Traditionally, flood mitigation and defense system take on a defensive approach in terms of design. From expensive concrete flood walls to sandbagging etc, the task of flood prevention can be quite daunting when employing this approach.
But, Imagine a house, that could adapt itself to flood water, redefining what it means to be ‘flood proof’. Not by keeping water out or resisting it (like many failed traditional attempts) but by adapting to the water levels as they rise, able to float gently like a boat at dock. Done Imagining? Now, behold “FORMOSA”, the UK’s First Amphibious Floating House.

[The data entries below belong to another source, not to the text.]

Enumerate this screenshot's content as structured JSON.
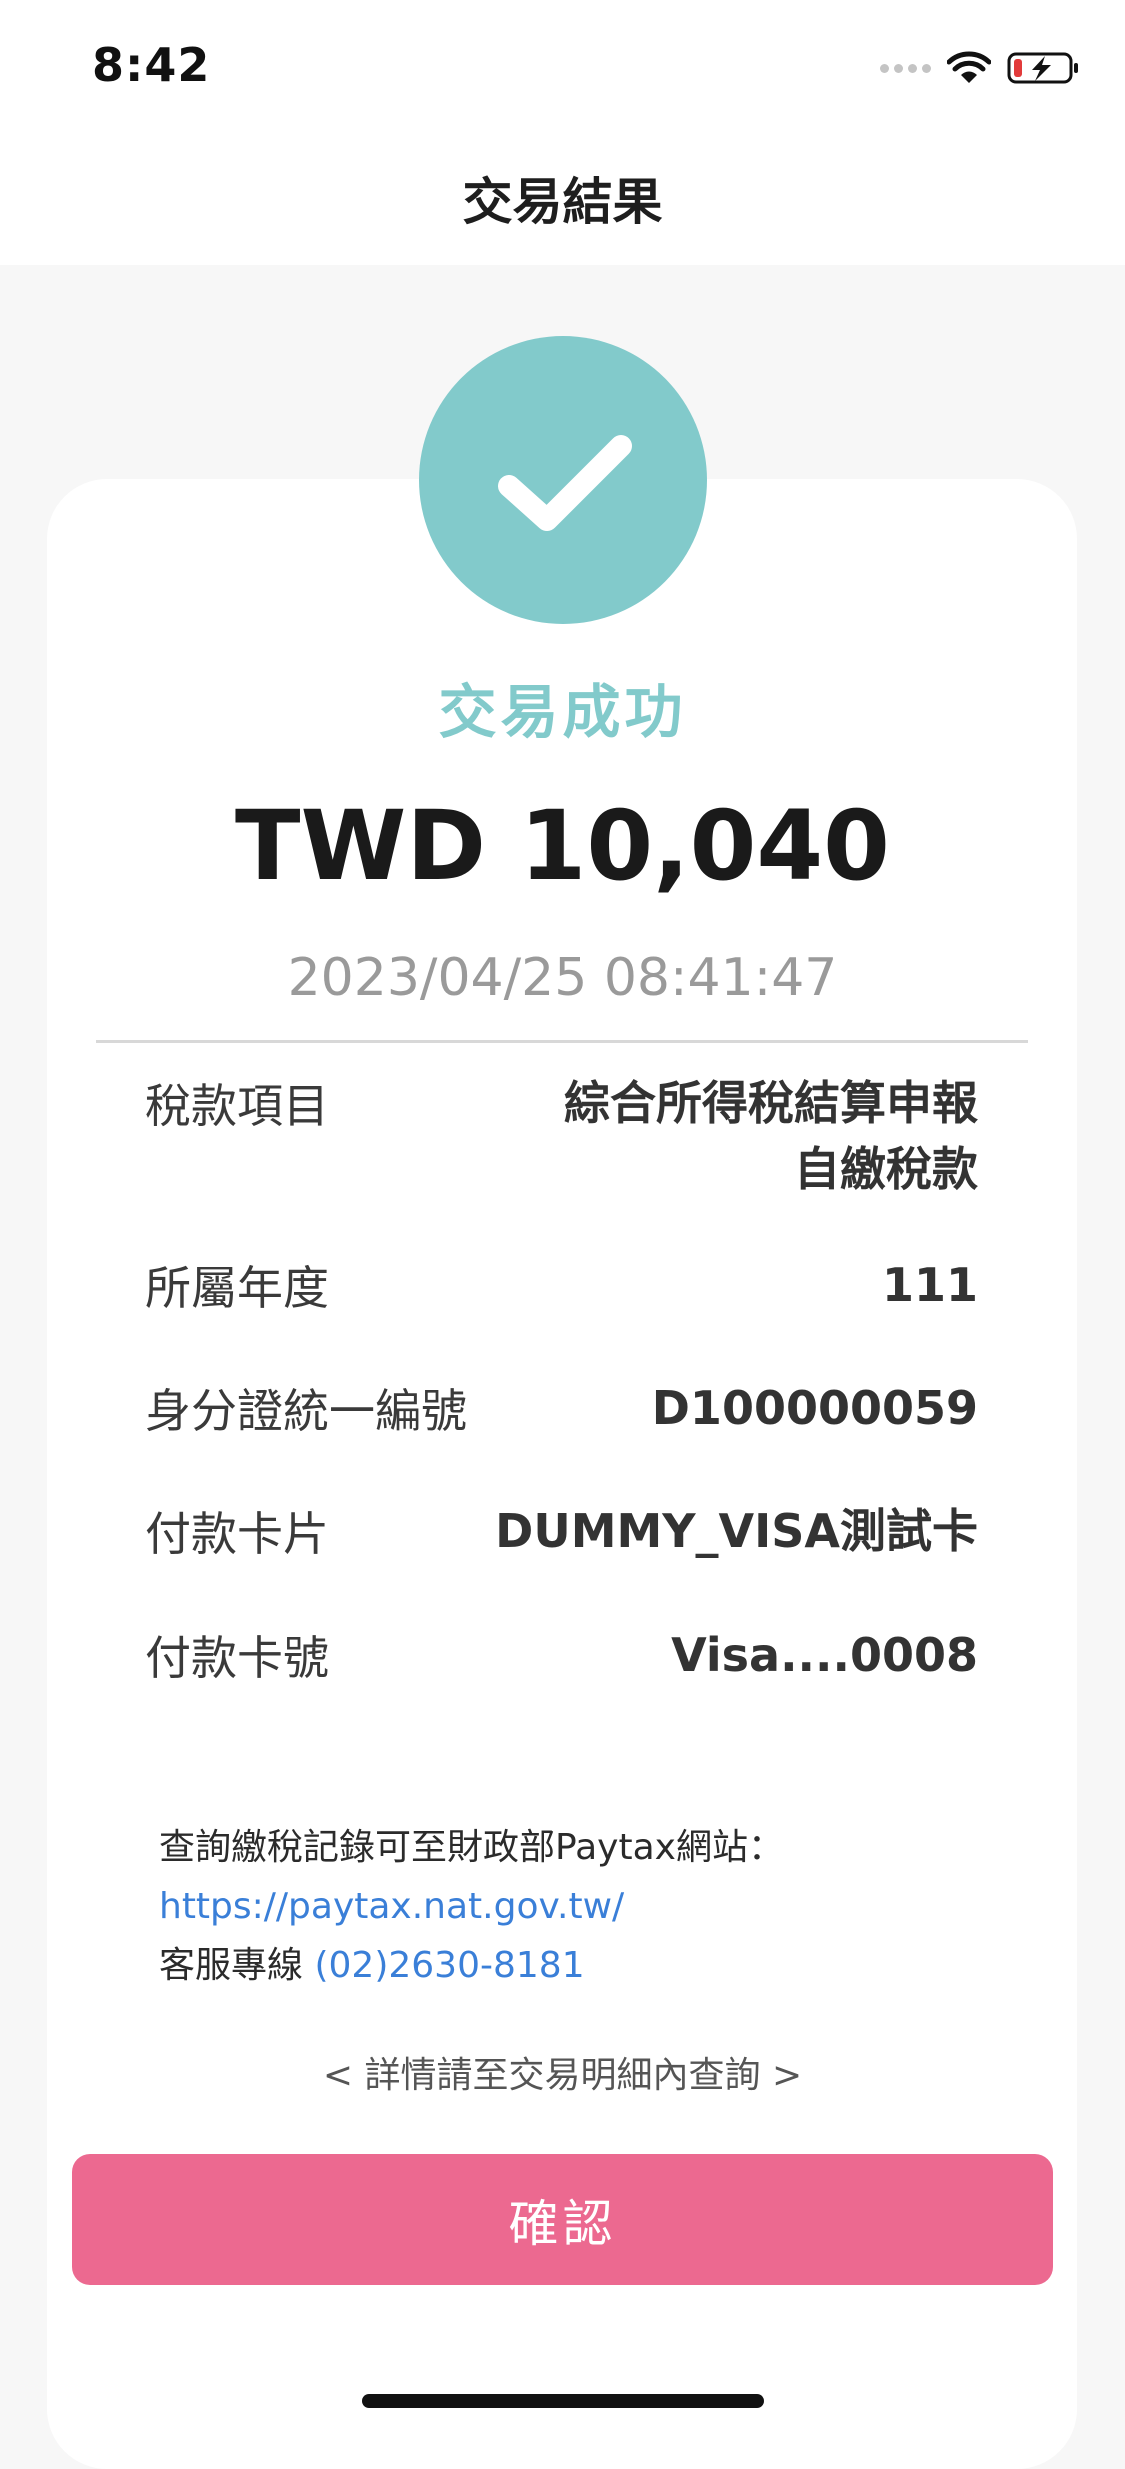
{
  "status_bar": {
    "time": "8:42"
  },
  "nav": {
    "title": "交易結果"
  },
  "result": {
    "status": "交易成功",
    "amount": "TWD 10,040",
    "datetime": "2023/04/25 08:41:47"
  },
  "details": [
    {
      "label": "稅款項目",
      "value_line1": "綜合所得稅結算申報",
      "value_line2": "自繳稅款"
    },
    {
      "label": "所屬年度",
      "value_line1": "111"
    },
    {
      "label": "身分證統一編號",
      "value_line1": "D100000059"
    },
    {
      "label": "付款卡片",
      "value_line1": "DUMMY_VISA測試卡"
    },
    {
      "label": "付款卡號",
      "value_line1": "Visa....0008"
    }
  ],
  "info": {
    "query_text": "查詢繳稅記錄可至財政部Paytax網站：",
    "query_link": "https://paytax.nat.gov.tw/",
    "hotline_label": "客服專線",
    "hotline_number": "(02)2630-8181"
  },
  "more_link": "< 詳情請至交易明細內查詢 >",
  "confirm_label": "確認",
  "colors": {
    "success_teal": "#82cacb",
    "confirm_pink": "#ec6990",
    "link_blue": "#3a7fd8"
  },
  "icons": {
    "status": [
      "signal-dots-icon",
      "wifi-icon",
      "battery-charging-icon"
    ],
    "result": "checkmark-icon"
  }
}
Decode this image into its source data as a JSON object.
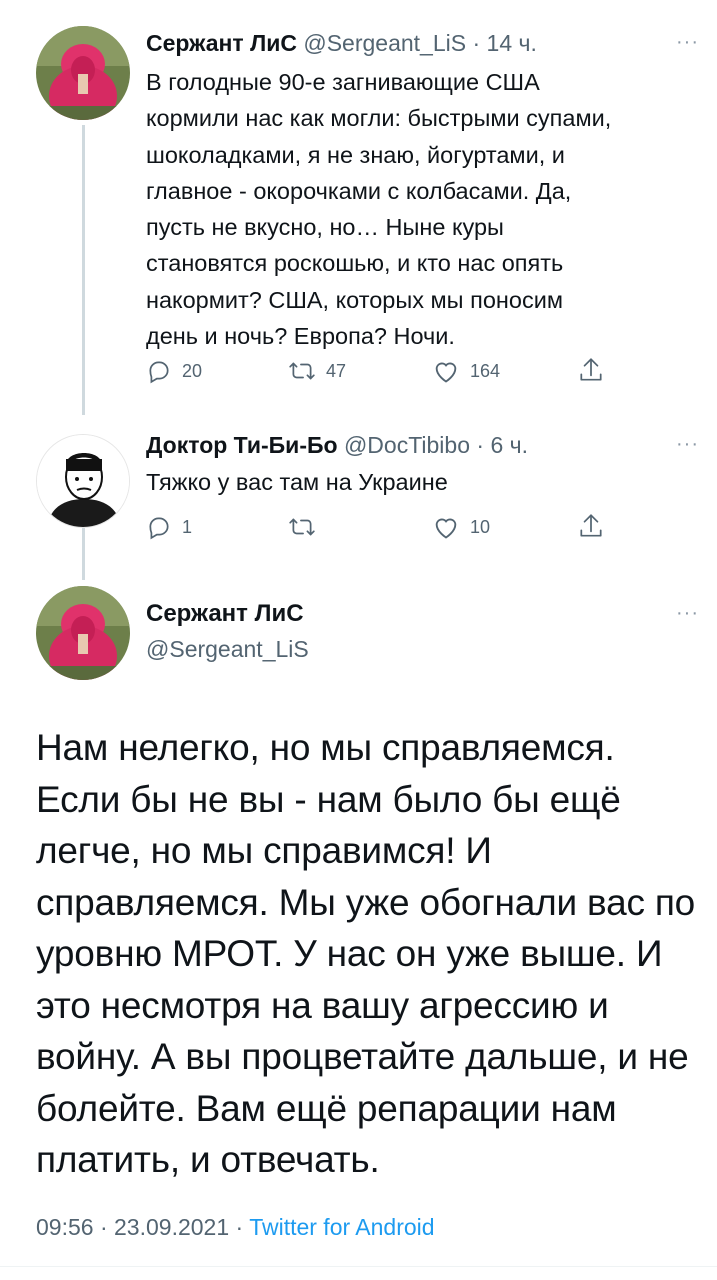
{
  "tweet1": {
    "name": "Сержант ЛиС",
    "handle": "@Sergeant_LiS",
    "time": "· 14 ч.",
    "text_lines": [
      "В голодные 90-е загнивающие США",
      "кормили нас как могли: быстрыми супами,",
      "шоколадками, я не знаю, йогуртами, и",
      "главное - окорочками с колбасами. Да,",
      "пусть не вкусно, но… Ныне куры",
      "становятся роскошью, и кто нас опять",
      "накормит? США, которых мы поносим",
      "день и ночь? Европа? Ночи."
    ],
    "replies": "20",
    "retweets": "47",
    "likes": "164"
  },
  "tweet2": {
    "name": "Доктор Ти-Би-Бо",
    "handle": "@DocTibibo",
    "time": "· 6 ч.",
    "text": "Тяжко у вас там на Украине",
    "replies": "1",
    "retweets": "",
    "likes": "10"
  },
  "main_tweet": {
    "name": "Сержант ЛиС",
    "handle": "@Sergeant_LiS",
    "text_lines": [
      "Нам нелегко, но мы справляемся.",
      "Если бы не вы - нам было бы ещё",
      "легче, но мы справимся! И",
      "справляемся. Мы уже обогнали вас по",
      "уровню МРОТ. У нас он уже выше. И",
      "это несмотря на вашу агрессию и",
      "войну. А вы процветайте дальше, и не",
      "болейте. Вам ещё репарации нам",
      "платить, и отвечать."
    ],
    "time": "09:56",
    "date": "23.09.2021",
    "separator": "·",
    "source": "Twitter for Android"
  },
  "more_glyph": "···"
}
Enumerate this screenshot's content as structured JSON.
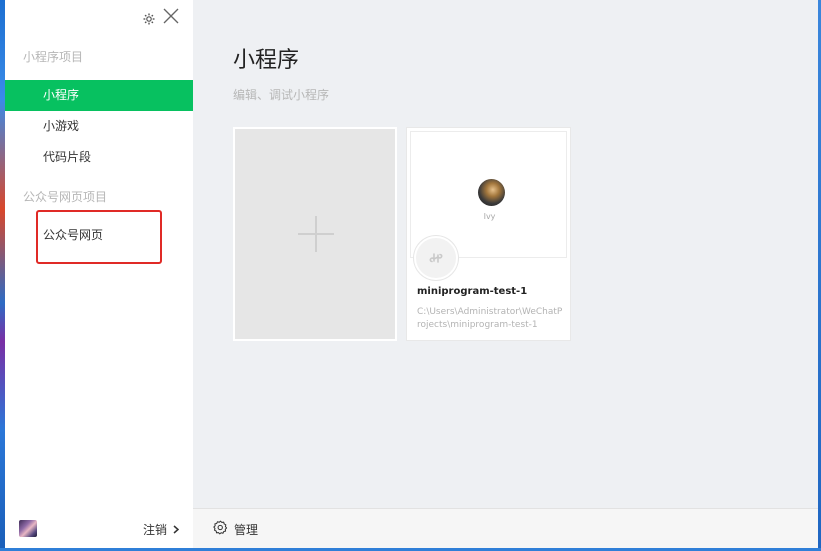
{
  "sidebar": {
    "section_miniprogram": "小程序项目",
    "items": [
      {
        "label": "小程序",
        "active": true
      },
      {
        "label": "小游戏",
        "active": false
      },
      {
        "label": "代码片段",
        "active": false
      }
    ],
    "section_official": "公众号网页项目",
    "official_items": [
      {
        "label": "公众号网页"
      }
    ],
    "footer": {
      "logout_label": "注销"
    }
  },
  "main": {
    "title": "小程序",
    "subtitle": "编辑、调试小程序",
    "project": {
      "owner": "Ivy",
      "name": "miniprogram-test-1",
      "path": "C:\\Users\\Administrator\\WeChatProjects\\miniprogram-test-1"
    }
  },
  "bottom_bar": {
    "manage_label": "管理"
  },
  "colors": {
    "accent": "#07c160",
    "highlight_border": "#e02a26"
  },
  "icons": {
    "settings": "gear-icon",
    "close": "close-icon",
    "add": "plus-icon",
    "miniprogram": "miniprogram-logo-icon",
    "chevron": "chevron-right-icon"
  }
}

Formosa is designed with the knowledge that man cannot defeat nature, so he should rather make space and adapt to it. To this end the house can or is designed to float on water as it rises and gently float back down as it subsides. Its location on an island along a flood plain (Flood Zone 3b to be exact), about 10m for the famous River Thames, was appropriate. The area has a high risk of flooding, hence its flood plain designation, thus, water has to be allowed to flow or be stored in the event of flooding. This means that any building situated there has to be able to operate anytime there is flooding and it should not impede flowing water or the storage of it.
This meant, that the designers, Baca Architects, had the great task of convincing the Environmental Agency in the UK of the project’s viability. The director, Robert Barker, explained that
“Options for the site included either a floating or an elevated property,“A floating property would be in the river course, which was not allowed by the Environment Agency at this location. An elevated building would be set high enough to avoid an extreme flood but almost a storey away from the garden….”
So a fully floating structure was disallowed, while one on stilts would have offered a disconnected living experience. So what could work?
“…An amphibious house solves these issues by allowing occupants to enjoy their garden, only rising to avoid floods when necessary.”
How? you may be asking, well, Formosa, was built using a fairly traditional lightweight timber frame, that sits inside an excavated “wet dock” with retaining walls and a mesh base that allows for infiltration. This means that the house itself is independent of the “wet dock”, seeing as it has a waterproofed concrete foundation wrapping around its ground floor. This acts like the hull of a ship, or house, evidence of Archimedes principle at play. Basically, the house’s mass and volume are less than the equivalent mass of water, thereby creating buoyancy and ensuring the house can stay afloat.
On the site, the designers created what they described as ” an intuitive landscape” which acts as a kind of visual “early warning system” for the residents when flooding is on the verge of occurring. They basically created a terraced garden on two levels that would get flooded sequentially as water levels rise, basically telling the users that a flood might be incoming.Another notable feature are the four vertical steel posts called “dolphins” that guide the house upwards as flood water levels increase. I also suspect, they were intended help keep the house in position to prevent it from literally, floating away, despite its concrete base. The house is currently designed to be rise and float up to two and half meters ‘above flood level’, (lol) based on worst-case scenario predictions from the Environmental Agency, including added tolerance for climate change. Peradventure, the water level overtime start to rise beyond the initial height that these posts can cater to, they can easily be extended to cope with the increase.
For safety reasons the house only uses electricity and no gas, all connected using “elephant cabling”, a flexible system that can cater to each of the homes services including water and sewage. Being the first of its kind in the UK, Formosa was not covered by their local building regulations and such had to go through a plethora of negotiations with relevant statutory bodies in order to set a responsible president for similar design that may follow in the future.
Some may question the validity and potential of this novel scheme, which is permissible. The following statement may offer some respite to the skeptics,
“The cost of rising insurance premiums for buildings located within flood-prone areas has created demand from the construction industry to innovate and evolve building technologies, …amphibious construction to date has only been used in small buildings but it has the potential to overcome flood risk on a much larger scale by creating whole floating platforms or even floating villages and towns. This could provide a cost effective solution to regenerating or preserving important sites where relocating residents and communities would have dire social and economic consequences.”
I forone, have to agree. The potential for such construction is immense, regardless of location. Yes, it may be a bit more expensive, but for regions where flooding is a given, I’d say its well worth the cost, more so, that the design can be adapted to suit local requirements where they may be needed, with the basic principle staying the same.
As you must have guessed, being in the UK, such a ‘grand’ design had to be featured on none other than “Grand Designs”, heres a link